→ **TASK TO CARRY OUT**
Beginning with the first entry, set down each one exactly as shown.

▼▼▼

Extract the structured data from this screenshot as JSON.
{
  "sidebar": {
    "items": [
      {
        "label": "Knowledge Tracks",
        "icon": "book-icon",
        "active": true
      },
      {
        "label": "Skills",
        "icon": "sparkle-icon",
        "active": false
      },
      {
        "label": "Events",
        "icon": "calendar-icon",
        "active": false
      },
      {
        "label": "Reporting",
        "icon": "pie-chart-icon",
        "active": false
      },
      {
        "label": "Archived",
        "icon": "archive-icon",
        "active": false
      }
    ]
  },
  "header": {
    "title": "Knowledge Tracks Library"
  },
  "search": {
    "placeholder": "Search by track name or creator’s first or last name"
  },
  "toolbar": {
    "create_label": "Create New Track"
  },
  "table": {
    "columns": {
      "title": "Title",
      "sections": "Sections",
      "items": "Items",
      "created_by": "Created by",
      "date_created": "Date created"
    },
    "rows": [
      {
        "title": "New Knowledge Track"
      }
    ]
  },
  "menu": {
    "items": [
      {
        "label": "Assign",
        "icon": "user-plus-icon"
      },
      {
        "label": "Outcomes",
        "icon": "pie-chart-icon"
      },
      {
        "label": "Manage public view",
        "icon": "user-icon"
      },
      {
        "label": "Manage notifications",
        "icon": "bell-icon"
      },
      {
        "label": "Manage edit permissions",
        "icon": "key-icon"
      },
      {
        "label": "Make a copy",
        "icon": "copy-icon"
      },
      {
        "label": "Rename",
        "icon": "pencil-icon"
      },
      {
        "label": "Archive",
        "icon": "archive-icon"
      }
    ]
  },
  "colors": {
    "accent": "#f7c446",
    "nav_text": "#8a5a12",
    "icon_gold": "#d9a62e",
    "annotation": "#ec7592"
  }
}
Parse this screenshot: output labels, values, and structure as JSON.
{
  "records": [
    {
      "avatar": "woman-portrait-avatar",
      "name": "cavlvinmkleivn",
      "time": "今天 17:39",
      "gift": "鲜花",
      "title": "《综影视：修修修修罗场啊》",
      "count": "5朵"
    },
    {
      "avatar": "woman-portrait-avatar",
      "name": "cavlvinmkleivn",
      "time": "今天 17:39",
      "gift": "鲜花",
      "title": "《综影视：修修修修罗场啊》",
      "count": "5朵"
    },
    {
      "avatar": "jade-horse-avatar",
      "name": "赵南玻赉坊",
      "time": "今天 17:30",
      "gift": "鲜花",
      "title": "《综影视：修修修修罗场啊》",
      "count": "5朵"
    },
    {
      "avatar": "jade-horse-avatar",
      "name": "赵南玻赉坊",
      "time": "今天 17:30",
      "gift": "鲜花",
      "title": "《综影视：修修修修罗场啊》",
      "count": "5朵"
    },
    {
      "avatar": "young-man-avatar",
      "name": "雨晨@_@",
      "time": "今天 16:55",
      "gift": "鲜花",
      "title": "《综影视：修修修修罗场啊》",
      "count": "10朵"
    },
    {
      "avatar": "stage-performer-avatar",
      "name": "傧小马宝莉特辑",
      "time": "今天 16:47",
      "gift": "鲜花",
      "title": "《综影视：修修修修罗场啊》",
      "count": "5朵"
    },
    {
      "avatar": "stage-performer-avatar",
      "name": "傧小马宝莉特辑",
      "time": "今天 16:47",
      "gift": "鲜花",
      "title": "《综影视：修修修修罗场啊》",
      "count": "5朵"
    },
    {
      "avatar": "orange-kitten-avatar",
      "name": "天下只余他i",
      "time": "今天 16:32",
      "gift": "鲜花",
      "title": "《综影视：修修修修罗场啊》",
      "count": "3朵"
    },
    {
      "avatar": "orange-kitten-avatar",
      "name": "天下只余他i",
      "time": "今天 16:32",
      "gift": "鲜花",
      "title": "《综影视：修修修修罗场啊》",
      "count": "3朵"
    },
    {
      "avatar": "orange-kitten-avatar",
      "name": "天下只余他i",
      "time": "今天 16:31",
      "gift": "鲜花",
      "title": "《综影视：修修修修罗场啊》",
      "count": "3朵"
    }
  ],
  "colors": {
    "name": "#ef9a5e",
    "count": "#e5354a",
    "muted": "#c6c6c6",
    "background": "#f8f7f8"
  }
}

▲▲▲

→ **TASK SOLUTION**
Extract the structured data from this screenshot as JSON.
{
  "sidebar": {
    "items": [
      {
        "label": "Knowledge Tracks",
        "icon": "book-icon",
        "active": true
      },
      {
        "label": "Skills",
        "icon": "sparkle-icon",
        "active": false
      },
      {
        "label": "Events",
        "icon": "calendar-icon",
        "active": false
      },
      {
        "label": "Reporting",
        "icon": "pie-chart-icon",
        "active": false
      },
      {
        "label": "Archived",
        "icon": "archive-icon",
        "active": false
      }
    ]
  },
  "header": {
    "title": "Knowledge Tracks Library"
  },
  "search": {
    "placeholder": "Search by track name or creator’s first or last name"
  },
  "toolbar": {
    "create_label": "Create New Track"
  },
  "table": {
    "columns": {
      "title": "Title",
      "sections": "Sections",
      "items": "Items",
      "created_by": "Created by",
      "date_created": "Date created"
    },
    "rows": [
      {
        "title": "New Knowledge Track"
      }
    ]
  },
  "menu": {
    "items": [
      {
        "label": "Assign",
        "icon": "user-plus-icon"
      },
      {
        "label": "Outcomes",
        "icon": "pie-chart-icon"
      },
      {
        "label": "Manage public view",
        "icon": "user-icon"
      },
      {
        "label": "Manage notifications",
        "icon": "bell-icon"
      },
      {
        "label": "Manage edit permissions",
        "icon": "key-icon"
      },
      {
        "label": "Make a copy",
        "icon": "copy-icon"
      },
      {
        "label": "Rename",
        "icon": "pencil-icon"
      },
      {
        "label": "Archive",
        "icon": "archive-icon"
      }
    ]
  },
  "colors": {
    "accent": "#f7c446",
    "nav_text": "#8a5a12",
    "icon_gold": "#d9a62e",
    "annotation": "#ec7592"
  }
}
Parse this screenshot: output labels, values, and structure as JSON.
{
  "records": [
    {
      "avatar": "woman-portrait-avatar",
      "name": "cavlvinmkleivn",
      "time": "今天 17:39",
      "gift": "鲜花",
      "title": "《综影视：修修修修罗场啊》",
      "count": "5朵"
    },
    {
      "avatar": "woman-portrait-avatar",
      "name": "cavlvinmkleivn",
      "time": "今天 17:39",
      "gift": "鲜花",
      "title": "《综影视：修修修修罗场啊》",
      "count": "5朵"
    },
    {
      "avatar": "jade-horse-avatar",
      "name": "赵南玻赉坊",
      "time": "今天 17:30",
      "gift": "鲜花",
      "title": "《综影视：修修修修罗场啊》",
      "count": "5朵"
    },
    {
      "avatar": "jade-horse-avatar",
      "name": "赵南玻赉坊",
      "time": "今天 17:30",
      "gift": "鲜花",
      "title": "《综影视：修修修修罗场啊》",
      "count": "5朵"
    },
    {
      "avatar": "young-man-avatar",
      "name": "雨晨@_@",
      "time": "今天 16:55",
      "gift": "鲜花",
      "title": "《综影视：修修修修罗场啊》",
      "count": "10朵"
    },
    {
      "avatar": "stage-performer-avatar",
      "name": "傧小马宝莉特辑",
      "time": "今天 16:47",
      "gift": "鲜花",
      "title": "《综影视：修修修修罗场啊》",
      "count": "5朵"
    },
    {
      "avatar": "stage-performer-avatar",
      "name": "傧小马宝莉特辑",
      "time": "今天 16:47",
      "gift": "鲜花",
      "title": "《综影视：修修修修罗场啊》",
      "count": "5朵"
    },
    {
      "avatar": "orange-kitten-avatar",
      "name": "天下只余他i",
      "time": "今天 16:32",
      "gift": "鲜花",
      "title": "《综影视：修修修修罗场啊》",
      "count": "3朵"
    },
    {
      "avatar": "orange-kitten-avatar",
      "name": "天下只余他i",
      "time": "今天 16:32",
      "gift": "鲜花",
      "title": "《综影视：修修修修罗场啊》",
      "count": "3朵"
    },
    {
      "avatar": "orange-kitten-avatar",
      "name": "天下只余他i",
      "time": "今天 16:31",
      "gift": "鲜花",
      "title": "《综影视：修修修修罗场啊》",
      "count": "3朵"
    }
  ],
  "colors": {
    "name": "#ef9a5e",
    "count": "#e5354a",
    "muted": "#c6c6c6",
    "background": "#f8f7f8"
  }
}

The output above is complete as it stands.